When you visit your doctor about a problem, your doctor needs to make sure that problem does not represent some sort of life threatening issue like cancer. When a physician evaluates a patient on the internet, there are not as many clues to go on to make that judgement so patients and physicians need to know when it is ok to make an educated guess and when you have to be sure of the diagnosis. A growth or a mole can always represent a skin cancer however a localized rash is rarely indicative of a serious medical condition.

The photo below was submitted by a young woman who thought she had ringworm. The doctor thought it looked more like nummular dermatitis but couldn’t be sure just from the photos. He reasoned that a trial of therapy with a topical steroid would not pose a risk of serious harm to the patient. If things didn’t clear, bringing the patient to the office for a KOH test could then be done. The rash cleared with triamcinolone 0.1% ointment.

Used with permission


Squamous cell carcinoma (SCC) is usually a mild form of skin cancer that can be very dangerous in certain situations.

This patient noticed a sudden growth of this crusted red nodule on a frequently sun exposed area of his arm that resembled an SCC. Of note, the patient had a kidney transplant several years before. To prevent rejection of his transplanted kidney, the patient takes several medications that suppress his immune system. These immunosuppressive medications can make skin cancers more frequent and aggressive. As a result, anyone using these medications, even for other conditions, has a higher chance of dying from skin cancer.

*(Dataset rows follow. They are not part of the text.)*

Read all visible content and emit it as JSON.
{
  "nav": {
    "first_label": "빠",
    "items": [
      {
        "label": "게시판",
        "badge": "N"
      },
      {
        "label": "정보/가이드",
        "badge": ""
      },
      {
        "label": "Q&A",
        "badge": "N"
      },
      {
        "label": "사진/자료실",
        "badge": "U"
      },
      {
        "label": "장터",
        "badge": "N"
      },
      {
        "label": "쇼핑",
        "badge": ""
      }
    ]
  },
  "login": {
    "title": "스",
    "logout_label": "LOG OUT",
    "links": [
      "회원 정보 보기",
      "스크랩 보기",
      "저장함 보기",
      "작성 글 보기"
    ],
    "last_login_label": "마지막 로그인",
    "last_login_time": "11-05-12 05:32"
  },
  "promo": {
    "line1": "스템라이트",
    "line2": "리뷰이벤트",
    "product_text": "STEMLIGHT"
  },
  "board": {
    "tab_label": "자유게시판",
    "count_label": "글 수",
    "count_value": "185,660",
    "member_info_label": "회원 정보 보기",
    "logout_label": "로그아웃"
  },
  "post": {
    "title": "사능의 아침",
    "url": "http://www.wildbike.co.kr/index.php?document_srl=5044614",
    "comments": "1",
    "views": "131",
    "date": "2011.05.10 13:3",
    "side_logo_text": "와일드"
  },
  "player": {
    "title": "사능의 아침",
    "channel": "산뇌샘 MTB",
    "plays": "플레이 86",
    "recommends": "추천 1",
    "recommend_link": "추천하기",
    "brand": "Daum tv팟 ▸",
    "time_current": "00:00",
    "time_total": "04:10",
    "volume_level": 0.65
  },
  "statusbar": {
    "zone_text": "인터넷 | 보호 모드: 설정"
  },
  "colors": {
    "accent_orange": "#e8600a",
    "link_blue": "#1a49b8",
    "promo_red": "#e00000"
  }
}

Patients on these medications have to be careful with the sun and should be followed closely by a dermatologist.

Squamous cell carcinoma